The so-called Millennials, born between the 1980’s and 2000, are, today, at the center of numerous studies aimed at understanding their political views, their working habits and their consumption trends, because they will inevitably signal the trends for the coming years. And from the world of money another loud and clear signal has appeared: heading the use of the most innovative payment methods is the Y generation.
It is particularly evident in the U.S., where the use of credit and debit cards is more widespread among the very young who often also access mobile banking services to check their transactions and balance. It is an apparently counter-intuitive fact that the spending capacity of this segment is, on average, lower than the others (even if when analyzed well the data also shows that 92% have an active bank account), but can be perfectly explained by their propensity to use new technologies and to own smartphones.
Percentage of Millenials who have active bank accounts
Percentage of smartphone owners per generation

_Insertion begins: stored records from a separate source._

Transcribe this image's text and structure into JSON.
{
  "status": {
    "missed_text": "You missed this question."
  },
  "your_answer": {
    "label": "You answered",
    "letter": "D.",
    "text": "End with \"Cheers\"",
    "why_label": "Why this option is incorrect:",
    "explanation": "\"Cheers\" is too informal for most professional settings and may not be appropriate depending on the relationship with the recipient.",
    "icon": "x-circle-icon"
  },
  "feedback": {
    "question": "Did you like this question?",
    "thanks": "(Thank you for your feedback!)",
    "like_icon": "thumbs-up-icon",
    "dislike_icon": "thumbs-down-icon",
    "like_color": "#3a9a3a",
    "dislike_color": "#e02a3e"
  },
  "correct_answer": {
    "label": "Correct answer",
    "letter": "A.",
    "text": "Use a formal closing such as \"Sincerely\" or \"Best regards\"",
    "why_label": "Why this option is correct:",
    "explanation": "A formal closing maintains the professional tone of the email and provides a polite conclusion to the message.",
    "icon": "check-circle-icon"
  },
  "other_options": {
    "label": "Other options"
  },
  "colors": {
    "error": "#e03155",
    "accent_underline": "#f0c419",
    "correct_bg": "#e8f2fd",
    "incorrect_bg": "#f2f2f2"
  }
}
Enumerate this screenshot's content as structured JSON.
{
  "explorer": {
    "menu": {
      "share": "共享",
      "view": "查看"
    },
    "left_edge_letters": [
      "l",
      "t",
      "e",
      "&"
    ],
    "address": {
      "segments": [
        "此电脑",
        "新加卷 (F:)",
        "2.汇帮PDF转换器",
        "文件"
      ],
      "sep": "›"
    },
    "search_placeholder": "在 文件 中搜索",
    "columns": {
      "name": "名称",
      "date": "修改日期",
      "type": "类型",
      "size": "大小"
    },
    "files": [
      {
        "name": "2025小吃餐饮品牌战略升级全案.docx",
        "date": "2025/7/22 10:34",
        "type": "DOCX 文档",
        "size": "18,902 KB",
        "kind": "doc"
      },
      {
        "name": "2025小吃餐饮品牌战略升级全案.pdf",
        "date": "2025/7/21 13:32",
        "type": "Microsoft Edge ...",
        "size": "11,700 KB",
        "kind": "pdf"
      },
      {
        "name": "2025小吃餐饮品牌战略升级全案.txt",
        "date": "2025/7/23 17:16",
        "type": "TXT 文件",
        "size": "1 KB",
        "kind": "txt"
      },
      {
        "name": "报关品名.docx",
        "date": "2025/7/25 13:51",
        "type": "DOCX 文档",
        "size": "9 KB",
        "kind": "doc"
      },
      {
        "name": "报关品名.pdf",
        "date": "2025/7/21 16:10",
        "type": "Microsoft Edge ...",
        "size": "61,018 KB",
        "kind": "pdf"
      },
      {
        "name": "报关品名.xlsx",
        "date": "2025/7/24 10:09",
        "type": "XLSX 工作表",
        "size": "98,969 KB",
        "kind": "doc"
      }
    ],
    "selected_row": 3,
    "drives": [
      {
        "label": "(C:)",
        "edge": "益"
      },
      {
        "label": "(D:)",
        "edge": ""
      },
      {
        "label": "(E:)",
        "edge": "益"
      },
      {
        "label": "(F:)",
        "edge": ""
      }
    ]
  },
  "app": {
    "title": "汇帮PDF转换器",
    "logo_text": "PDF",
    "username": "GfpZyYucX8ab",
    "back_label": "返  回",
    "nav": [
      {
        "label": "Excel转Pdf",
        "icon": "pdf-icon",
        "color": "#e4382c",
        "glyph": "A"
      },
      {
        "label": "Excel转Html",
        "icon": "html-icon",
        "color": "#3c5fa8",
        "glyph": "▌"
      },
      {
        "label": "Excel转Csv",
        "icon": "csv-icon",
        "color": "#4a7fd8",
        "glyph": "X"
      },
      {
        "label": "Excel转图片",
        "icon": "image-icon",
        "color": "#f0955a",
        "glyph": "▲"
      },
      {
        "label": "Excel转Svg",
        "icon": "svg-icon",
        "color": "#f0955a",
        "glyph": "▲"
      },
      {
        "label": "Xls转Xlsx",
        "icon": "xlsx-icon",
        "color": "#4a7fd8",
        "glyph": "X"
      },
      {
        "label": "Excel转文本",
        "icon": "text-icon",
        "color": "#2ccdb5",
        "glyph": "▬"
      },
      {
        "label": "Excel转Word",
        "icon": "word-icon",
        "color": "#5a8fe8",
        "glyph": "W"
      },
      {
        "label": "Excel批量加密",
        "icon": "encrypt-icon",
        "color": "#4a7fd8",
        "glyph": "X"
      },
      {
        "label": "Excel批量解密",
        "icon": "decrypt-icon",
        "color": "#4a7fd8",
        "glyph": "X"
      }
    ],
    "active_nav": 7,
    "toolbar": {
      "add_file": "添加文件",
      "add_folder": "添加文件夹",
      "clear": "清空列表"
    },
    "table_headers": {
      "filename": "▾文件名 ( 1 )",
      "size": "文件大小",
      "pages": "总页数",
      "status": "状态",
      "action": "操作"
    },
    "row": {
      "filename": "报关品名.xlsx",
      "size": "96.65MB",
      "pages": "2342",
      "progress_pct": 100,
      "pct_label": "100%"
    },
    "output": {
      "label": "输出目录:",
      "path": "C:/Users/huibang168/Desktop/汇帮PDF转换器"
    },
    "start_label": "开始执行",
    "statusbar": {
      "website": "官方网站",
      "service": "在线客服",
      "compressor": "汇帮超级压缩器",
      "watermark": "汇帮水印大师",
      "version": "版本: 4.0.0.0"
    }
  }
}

The Boomers are more skeptical about the possibilities of putting their own payment data on their smartphones. When they are asked to express an opinion on who the most trustworthy supplier of online and mobile payment services, 43% still respond that it is their bank, 13% the payment circuit, 9% OTT suppliers, and just 6% telephone providers.
To the contrary, the order of the day for Millenials seems to be multichannel marketing. According to a Western Union Bill Payments Money Mindset Index report (here is an interesting infographica), one out of three use more than 3 channels to pay their bills. 38% of Y Geners already use mobile banking apps versus an average 22% for the other generations, 43% visualize their past account transactions versus an average of 25%. Among the traditional electronic payment systems (card payments) the Millenials prefer debit cards (used 41% of the time versus 28% for other types).
Among the more innovative options, the preferred type seems to be P2P (possibly because it is immediate and cheaper), which was preferred 67% of the cases and far surpasses PayPal in the classification. While 21% of them have never signed a paper check in their lives.
In light of this data, it is reasonable to think that it will be precisely the Y Geners who will realize the forecasts made by Gartner that estimate a growth of transit of up to 721 billion dollars for online and mobile by 2017.